Prompt: Within the listing below, show every line that contains the word "JSON".

Available records:

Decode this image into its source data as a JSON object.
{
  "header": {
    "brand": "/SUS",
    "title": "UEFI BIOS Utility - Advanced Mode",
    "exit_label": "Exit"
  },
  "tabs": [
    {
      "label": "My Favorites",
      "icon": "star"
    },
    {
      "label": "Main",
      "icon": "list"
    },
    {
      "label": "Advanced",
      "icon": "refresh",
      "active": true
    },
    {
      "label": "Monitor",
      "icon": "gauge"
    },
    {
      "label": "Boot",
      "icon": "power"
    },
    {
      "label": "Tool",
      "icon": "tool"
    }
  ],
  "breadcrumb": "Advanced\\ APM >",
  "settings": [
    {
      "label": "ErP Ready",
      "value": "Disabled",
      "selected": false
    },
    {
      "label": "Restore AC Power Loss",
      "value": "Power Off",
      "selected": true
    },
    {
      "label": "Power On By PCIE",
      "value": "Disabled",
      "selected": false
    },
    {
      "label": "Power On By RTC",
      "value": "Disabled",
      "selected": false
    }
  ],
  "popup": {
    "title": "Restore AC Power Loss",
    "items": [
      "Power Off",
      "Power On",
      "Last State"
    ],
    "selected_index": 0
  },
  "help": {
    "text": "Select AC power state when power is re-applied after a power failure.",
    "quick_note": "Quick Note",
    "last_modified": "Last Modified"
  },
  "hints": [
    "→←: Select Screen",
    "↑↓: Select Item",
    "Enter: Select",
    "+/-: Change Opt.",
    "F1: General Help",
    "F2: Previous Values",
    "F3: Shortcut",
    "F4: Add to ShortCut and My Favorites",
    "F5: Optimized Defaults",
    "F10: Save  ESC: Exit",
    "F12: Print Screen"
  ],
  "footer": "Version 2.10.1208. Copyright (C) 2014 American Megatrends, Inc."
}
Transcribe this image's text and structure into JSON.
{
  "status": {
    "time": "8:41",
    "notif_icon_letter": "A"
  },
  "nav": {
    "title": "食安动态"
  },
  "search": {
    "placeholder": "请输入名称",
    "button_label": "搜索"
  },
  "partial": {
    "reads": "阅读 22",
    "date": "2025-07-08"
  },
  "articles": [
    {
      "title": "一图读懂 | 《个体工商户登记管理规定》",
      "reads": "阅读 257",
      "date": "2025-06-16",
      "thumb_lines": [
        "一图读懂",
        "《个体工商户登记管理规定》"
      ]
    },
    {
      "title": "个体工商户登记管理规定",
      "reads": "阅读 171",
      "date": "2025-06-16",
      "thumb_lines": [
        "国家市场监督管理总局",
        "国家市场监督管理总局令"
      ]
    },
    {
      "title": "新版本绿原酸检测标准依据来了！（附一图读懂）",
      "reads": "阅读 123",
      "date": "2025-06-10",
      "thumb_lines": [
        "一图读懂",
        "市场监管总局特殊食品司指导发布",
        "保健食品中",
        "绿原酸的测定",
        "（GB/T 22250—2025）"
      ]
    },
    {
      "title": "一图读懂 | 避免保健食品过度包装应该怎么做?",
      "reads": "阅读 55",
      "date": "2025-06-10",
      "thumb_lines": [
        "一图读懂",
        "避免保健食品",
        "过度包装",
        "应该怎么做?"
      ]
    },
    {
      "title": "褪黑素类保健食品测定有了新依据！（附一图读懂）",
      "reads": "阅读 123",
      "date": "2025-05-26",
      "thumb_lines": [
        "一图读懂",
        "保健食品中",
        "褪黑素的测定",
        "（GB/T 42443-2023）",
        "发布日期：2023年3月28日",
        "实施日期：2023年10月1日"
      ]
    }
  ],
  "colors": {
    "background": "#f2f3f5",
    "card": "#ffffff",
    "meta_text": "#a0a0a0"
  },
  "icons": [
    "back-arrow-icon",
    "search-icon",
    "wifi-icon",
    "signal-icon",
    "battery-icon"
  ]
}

Response below:
Decode this image into its source data as a JSON object.
Transcribe this image's text and structure into JSON.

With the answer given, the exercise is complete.